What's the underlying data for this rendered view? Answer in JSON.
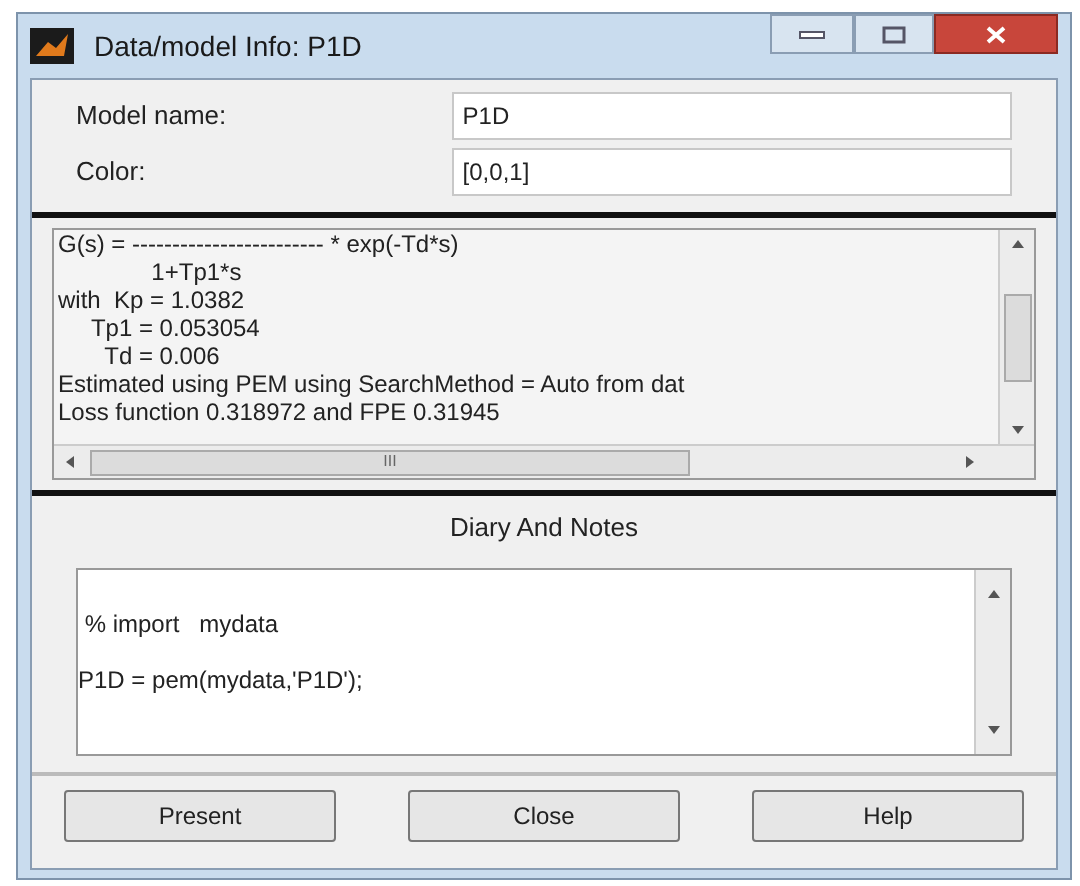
{
  "window": {
    "title": "Data/model Info: P1D"
  },
  "fields": [
    {
      "label": "Model name:",
      "value": "P1D"
    },
    {
      "label": "Color:",
      "value": "[0,0,1]"
    }
  ],
  "model_info": {
    "lines": [
      "G(s) = ------------------------ * exp(-Td*s)",
      "              1+Tp1*s",
      "with  Kp = 1.0382",
      "     Tp1 = 0.053054",
      "       Td = 0.006",
      "Estimated using PEM using SearchMethod = Auto from dat",
      "Loss function 0.318972 and FPE 0.31945"
    ],
    "horizontal_scroll_label": "III"
  },
  "notes": {
    "title": "Diary And Notes",
    "lines": [
      " % import   mydata",
      "P1D = pem(mydata,'P1D');"
    ]
  },
  "buttons": [
    "Present",
    "Close",
    "Help"
  ]
}
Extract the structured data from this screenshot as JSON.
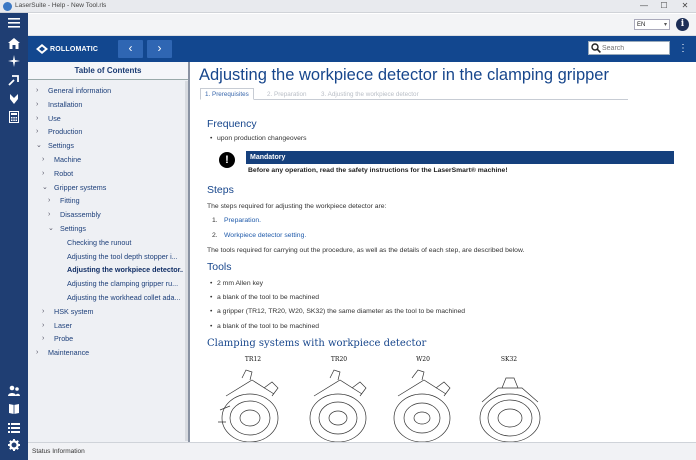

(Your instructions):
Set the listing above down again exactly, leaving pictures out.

(Response):
What's the underlying data for this rendered view? Answer in JSON.
{
  "window": {
    "title": "Data/model Info: P1D"
  },
  "fields": [
    {
      "label": "Model name:",
      "value": "P1D"
    },
    {
      "label": "Color:",
      "value": "[0,0,1]"
    }
  ],
  "model_info": {
    "lines": [
      "G(s) = ------------------------ * exp(-Td*s)",
      "              1+Tp1*s",
      "with  Kp = 1.0382",
      "     Tp1 = 0.053054",
      "       Td = 0.006",
      "Estimated using PEM using SearchMethod = Auto from dat",
      "Loss function 0.318972 and FPE 0.31945"
    ],
    "horizontal_scroll_label": "III"
  },
  "notes": {
    "title": "Diary And Notes",
    "lines": [
      " % import   mydata",
      "P1D = pem(mydata,'P1D');"
    ]
  },
  "buttons": [
    "Present",
    "Close",
    "Help"
  ]
}
Extract the structured data from this screenshot as JSON.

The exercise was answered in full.